Exercise: Line filter on the word "title": copy each matching line from the entries.

****************************************

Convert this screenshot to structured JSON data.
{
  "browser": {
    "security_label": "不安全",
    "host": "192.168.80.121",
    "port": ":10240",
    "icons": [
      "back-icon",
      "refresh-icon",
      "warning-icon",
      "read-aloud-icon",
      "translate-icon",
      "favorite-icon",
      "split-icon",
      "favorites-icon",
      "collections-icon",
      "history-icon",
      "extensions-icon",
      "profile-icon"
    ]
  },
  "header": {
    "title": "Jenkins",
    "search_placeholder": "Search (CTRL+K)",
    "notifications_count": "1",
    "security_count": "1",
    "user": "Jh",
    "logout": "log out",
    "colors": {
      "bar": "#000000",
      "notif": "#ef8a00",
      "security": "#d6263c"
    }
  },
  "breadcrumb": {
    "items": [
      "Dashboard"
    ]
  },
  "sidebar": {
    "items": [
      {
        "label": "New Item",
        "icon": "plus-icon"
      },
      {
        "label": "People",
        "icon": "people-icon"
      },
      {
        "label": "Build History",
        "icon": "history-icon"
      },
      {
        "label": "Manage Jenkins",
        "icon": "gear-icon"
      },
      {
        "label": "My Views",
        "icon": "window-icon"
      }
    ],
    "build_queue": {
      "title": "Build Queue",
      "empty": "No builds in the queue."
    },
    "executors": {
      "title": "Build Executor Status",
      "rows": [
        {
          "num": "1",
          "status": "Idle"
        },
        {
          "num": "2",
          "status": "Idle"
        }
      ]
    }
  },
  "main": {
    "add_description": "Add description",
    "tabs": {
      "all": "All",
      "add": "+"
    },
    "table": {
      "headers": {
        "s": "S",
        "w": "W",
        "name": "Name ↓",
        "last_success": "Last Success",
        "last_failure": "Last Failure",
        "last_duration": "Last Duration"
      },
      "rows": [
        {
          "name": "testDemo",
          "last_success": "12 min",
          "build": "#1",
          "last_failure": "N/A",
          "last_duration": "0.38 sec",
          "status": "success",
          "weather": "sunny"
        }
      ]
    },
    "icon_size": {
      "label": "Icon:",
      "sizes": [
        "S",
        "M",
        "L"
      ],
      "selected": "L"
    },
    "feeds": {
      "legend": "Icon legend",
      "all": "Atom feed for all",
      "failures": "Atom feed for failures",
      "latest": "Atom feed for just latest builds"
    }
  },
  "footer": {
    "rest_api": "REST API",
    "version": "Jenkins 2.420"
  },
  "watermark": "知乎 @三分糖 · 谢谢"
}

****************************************

Finished exercise:
    "title": "Jenkins",
      "title": "Build Queue",
      "title": "Build Executor Status",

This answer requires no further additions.